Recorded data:

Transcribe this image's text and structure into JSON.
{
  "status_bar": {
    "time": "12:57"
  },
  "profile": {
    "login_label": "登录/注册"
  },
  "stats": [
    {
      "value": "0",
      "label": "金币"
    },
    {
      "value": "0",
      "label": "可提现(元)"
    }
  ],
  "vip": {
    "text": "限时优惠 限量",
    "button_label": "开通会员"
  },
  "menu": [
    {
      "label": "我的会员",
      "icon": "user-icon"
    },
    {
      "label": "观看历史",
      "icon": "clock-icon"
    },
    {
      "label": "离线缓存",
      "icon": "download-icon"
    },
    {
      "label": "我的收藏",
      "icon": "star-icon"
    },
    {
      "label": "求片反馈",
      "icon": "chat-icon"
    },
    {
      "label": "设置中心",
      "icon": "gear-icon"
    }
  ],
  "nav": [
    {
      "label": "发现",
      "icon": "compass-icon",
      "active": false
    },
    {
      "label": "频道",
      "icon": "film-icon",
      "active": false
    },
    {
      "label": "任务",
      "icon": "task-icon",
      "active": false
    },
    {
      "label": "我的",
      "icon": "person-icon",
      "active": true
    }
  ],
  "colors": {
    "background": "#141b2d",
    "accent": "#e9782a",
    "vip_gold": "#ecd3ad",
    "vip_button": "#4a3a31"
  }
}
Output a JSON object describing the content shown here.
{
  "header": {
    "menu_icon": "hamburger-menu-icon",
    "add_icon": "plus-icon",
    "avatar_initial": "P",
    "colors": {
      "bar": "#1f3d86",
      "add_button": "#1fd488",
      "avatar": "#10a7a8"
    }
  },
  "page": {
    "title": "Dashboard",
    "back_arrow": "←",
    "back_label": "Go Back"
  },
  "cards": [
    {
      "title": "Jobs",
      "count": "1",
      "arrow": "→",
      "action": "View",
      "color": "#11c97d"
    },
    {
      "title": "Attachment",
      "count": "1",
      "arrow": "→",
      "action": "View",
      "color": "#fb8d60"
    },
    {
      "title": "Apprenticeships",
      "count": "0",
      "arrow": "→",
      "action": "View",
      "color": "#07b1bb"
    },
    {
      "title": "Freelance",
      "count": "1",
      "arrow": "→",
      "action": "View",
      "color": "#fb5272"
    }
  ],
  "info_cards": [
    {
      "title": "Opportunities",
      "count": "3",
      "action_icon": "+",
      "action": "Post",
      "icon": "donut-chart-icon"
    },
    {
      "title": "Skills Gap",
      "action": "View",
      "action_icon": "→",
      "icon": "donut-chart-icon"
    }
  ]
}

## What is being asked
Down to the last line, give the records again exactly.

## Output for this exercise
Transcribe this image's text and structure into JSON.
{
  "status_bar": {
    "time": "12:57"
  },
  "profile": {
    "login_label": "登录/注册"
  },
  "stats": [
    {
      "value": "0",
      "label": "金币"
    },
    {
      "value": "0",
      "label": "可提现(元)"
    }
  ],
  "vip": {
    "text": "限时优惠 限量",
    "button_label": "开通会员"
  },
  "menu": [
    {
      "label": "我的会员",
      "icon": "user-icon"
    },
    {
      "label": "观看历史",
      "icon": "clock-icon"
    },
    {
      "label": "离线缓存",
      "icon": "download-icon"
    },
    {
      "label": "我的收藏",
      "icon": "star-icon"
    },
    {
      "label": "求片反馈",
      "icon": "chat-icon"
    },
    {
      "label": "设置中心",
      "icon": "gear-icon"
    }
  ],
  "nav": [
    {
      "label": "发现",
      "icon": "compass-icon",
      "active": false
    },
    {
      "label": "频道",
      "icon": "film-icon",
      "active": false
    },
    {
      "label": "任务",
      "icon": "task-icon",
      "active": false
    },
    {
      "label": "我的",
      "icon": "person-icon",
      "active": true
    }
  ],
  "colors": {
    "background": "#141b2d",
    "accent": "#e9782a",
    "vip_gold": "#ecd3ad",
    "vip_button": "#4a3a31"
  }
}
Output a JSON object describing the content shown here.
{
  "header": {
    "menu_icon": "hamburger-menu-icon",
    "add_icon": "plus-icon",
    "avatar_initial": "P",
    "colors": {
      "bar": "#1f3d86",
      "add_button": "#1fd488",
      "avatar": "#10a7a8"
    }
  },
  "page": {
    "title": "Dashboard",
    "back_arrow": "←",
    "back_label": "Go Back"
  },
  "cards": [
    {
      "title": "Jobs",
      "count": "1",
      "arrow": "→",
      "action": "View",
      "color": "#11c97d"
    },
    {
      "title": "Attachment",
      "count": "1",
      "arrow": "→",
      "action": "View",
      "color": "#fb8d60"
    },
    {
      "title": "Apprenticeships",
      "count": "0",
      "arrow": "→",
      "action": "View",
      "color": "#07b1bb"
    },
    {
      "title": "Freelance",
      "count": "1",
      "arrow": "→",
      "action": "View",
      "color": "#fb5272"
    }
  ],
  "info_cards": [
    {
      "title": "Opportunities",
      "count": "3",
      "action_icon": "+",
      "action": "Post",
      "icon": "donut-chart-icon"
    },
    {
      "title": "Skills Gap",
      "action": "View",
      "action_icon": "→",
      "icon": "donut-chart-icon"
    }
  ]
}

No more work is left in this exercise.